_TASK INSTRUCTIONS:_ For the string "legend", state the number of lines in the data that contain it, and nothing else.

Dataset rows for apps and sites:
-- Opening Marker --

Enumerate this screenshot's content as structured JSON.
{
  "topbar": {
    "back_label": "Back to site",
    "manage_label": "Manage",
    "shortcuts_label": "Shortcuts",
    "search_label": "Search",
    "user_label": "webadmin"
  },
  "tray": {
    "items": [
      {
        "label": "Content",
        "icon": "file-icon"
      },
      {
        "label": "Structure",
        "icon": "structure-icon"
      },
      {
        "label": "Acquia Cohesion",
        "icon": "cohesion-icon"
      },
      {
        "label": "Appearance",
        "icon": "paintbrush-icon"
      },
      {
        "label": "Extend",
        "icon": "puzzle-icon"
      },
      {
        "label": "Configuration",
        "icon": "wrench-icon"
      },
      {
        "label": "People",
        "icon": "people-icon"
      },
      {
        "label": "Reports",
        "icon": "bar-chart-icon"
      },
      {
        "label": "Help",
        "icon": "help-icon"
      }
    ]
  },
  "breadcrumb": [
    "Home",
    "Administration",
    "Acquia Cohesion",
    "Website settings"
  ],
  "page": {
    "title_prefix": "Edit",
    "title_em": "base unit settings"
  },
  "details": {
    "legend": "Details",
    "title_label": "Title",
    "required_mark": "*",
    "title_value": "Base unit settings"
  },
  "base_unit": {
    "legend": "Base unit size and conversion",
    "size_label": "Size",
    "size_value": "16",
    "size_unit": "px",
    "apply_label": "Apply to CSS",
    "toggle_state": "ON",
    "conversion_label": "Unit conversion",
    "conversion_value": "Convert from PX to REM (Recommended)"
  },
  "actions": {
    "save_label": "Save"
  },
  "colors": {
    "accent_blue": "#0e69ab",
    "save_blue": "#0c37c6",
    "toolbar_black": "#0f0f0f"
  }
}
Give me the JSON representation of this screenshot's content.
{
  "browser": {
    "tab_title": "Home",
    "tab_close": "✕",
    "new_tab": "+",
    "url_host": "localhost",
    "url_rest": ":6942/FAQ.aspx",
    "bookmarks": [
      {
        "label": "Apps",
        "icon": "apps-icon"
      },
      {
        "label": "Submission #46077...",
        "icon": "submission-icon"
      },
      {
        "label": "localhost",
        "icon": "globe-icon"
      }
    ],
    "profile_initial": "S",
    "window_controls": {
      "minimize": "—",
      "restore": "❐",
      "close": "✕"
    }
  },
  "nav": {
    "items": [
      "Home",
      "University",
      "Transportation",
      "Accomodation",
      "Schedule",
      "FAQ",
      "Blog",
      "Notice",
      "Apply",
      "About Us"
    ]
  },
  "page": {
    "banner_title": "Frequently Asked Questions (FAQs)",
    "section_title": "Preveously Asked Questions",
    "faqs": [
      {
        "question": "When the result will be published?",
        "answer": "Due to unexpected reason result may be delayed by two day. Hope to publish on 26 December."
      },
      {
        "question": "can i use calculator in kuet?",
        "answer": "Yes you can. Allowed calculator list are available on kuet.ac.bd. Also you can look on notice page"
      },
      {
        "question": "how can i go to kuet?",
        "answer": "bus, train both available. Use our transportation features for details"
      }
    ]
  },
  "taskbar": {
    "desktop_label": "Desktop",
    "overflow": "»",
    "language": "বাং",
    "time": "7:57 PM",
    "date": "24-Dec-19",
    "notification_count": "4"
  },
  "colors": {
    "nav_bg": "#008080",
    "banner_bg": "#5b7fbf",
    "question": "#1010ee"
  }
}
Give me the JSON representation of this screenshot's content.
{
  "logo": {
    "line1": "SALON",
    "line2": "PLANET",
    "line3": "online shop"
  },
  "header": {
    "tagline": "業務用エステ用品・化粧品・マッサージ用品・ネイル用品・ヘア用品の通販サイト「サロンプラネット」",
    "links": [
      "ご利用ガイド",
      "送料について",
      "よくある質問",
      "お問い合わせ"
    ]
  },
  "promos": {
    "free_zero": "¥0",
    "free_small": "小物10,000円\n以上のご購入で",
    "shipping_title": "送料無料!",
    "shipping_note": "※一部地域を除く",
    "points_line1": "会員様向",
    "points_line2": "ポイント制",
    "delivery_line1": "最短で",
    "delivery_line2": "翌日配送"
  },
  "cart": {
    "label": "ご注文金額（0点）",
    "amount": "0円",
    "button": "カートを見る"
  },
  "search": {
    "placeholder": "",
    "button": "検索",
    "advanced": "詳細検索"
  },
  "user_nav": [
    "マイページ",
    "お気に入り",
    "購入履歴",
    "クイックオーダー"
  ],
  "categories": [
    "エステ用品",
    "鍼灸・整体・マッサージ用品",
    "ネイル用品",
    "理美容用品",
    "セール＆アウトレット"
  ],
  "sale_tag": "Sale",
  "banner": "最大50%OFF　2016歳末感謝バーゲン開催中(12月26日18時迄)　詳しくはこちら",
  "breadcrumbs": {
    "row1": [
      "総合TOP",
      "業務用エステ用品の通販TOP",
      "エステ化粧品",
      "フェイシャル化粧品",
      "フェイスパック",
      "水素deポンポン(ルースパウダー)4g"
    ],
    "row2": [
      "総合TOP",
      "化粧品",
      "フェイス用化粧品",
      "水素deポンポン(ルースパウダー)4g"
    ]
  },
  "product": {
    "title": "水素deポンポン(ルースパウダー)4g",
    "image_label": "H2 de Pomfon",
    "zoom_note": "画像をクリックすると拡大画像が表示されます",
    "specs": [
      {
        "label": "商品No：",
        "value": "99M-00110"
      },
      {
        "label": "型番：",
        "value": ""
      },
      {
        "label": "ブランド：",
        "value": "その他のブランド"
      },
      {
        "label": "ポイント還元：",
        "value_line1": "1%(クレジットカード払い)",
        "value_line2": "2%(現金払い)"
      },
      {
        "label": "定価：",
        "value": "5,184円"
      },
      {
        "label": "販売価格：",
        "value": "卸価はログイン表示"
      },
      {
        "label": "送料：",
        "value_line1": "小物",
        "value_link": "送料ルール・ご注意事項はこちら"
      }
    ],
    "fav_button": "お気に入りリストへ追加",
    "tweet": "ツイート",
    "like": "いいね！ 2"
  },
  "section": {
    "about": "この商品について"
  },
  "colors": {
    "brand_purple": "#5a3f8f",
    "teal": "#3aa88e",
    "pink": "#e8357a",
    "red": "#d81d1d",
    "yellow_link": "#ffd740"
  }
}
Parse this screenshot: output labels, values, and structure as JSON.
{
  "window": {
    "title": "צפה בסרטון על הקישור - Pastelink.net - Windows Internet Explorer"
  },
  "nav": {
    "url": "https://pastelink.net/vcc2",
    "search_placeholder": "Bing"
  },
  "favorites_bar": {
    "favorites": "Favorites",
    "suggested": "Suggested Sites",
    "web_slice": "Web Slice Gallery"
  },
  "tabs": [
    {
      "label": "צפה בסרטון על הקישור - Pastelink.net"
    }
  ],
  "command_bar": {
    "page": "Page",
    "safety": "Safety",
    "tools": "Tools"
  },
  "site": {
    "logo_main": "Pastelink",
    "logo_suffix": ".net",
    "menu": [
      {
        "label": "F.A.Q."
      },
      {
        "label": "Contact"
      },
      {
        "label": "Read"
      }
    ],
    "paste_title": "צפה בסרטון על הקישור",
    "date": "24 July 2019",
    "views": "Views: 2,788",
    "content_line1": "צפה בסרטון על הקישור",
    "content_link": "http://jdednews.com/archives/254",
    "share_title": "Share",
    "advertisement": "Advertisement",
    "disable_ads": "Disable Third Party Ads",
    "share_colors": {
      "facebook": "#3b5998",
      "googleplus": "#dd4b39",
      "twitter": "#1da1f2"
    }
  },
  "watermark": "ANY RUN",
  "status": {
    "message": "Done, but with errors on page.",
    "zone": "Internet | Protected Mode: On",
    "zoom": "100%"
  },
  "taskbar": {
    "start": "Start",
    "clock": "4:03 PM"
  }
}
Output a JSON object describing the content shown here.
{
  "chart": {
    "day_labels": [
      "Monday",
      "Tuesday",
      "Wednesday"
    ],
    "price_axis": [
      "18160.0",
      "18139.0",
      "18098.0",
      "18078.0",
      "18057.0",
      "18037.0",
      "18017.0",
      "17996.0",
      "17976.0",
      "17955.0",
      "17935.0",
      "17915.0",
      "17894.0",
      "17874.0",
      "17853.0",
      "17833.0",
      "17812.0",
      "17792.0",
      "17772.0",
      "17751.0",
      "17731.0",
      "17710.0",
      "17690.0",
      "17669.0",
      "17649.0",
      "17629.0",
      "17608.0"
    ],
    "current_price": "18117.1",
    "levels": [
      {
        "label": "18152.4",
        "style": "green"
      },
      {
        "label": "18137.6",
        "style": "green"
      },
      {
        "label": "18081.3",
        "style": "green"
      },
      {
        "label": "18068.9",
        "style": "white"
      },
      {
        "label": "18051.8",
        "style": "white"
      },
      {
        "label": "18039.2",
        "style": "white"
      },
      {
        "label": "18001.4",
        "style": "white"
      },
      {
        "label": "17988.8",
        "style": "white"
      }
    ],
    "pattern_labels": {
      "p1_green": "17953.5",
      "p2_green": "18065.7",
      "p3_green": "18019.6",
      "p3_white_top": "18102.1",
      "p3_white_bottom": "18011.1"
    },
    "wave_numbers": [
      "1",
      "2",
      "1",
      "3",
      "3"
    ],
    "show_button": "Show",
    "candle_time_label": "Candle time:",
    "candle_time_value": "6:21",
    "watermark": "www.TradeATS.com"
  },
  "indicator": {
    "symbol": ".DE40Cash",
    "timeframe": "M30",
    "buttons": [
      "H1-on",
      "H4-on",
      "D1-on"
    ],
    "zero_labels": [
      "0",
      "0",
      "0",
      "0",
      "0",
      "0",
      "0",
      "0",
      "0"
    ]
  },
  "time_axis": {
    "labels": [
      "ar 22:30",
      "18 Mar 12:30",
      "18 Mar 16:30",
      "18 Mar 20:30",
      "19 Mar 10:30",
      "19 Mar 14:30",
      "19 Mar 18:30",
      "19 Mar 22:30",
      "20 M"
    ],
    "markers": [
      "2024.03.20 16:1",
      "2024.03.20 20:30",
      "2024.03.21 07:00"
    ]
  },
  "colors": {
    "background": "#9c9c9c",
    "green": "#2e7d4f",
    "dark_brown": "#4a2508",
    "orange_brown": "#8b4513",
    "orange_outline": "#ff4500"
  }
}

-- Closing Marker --

_YOUR RESPONSE:_ 2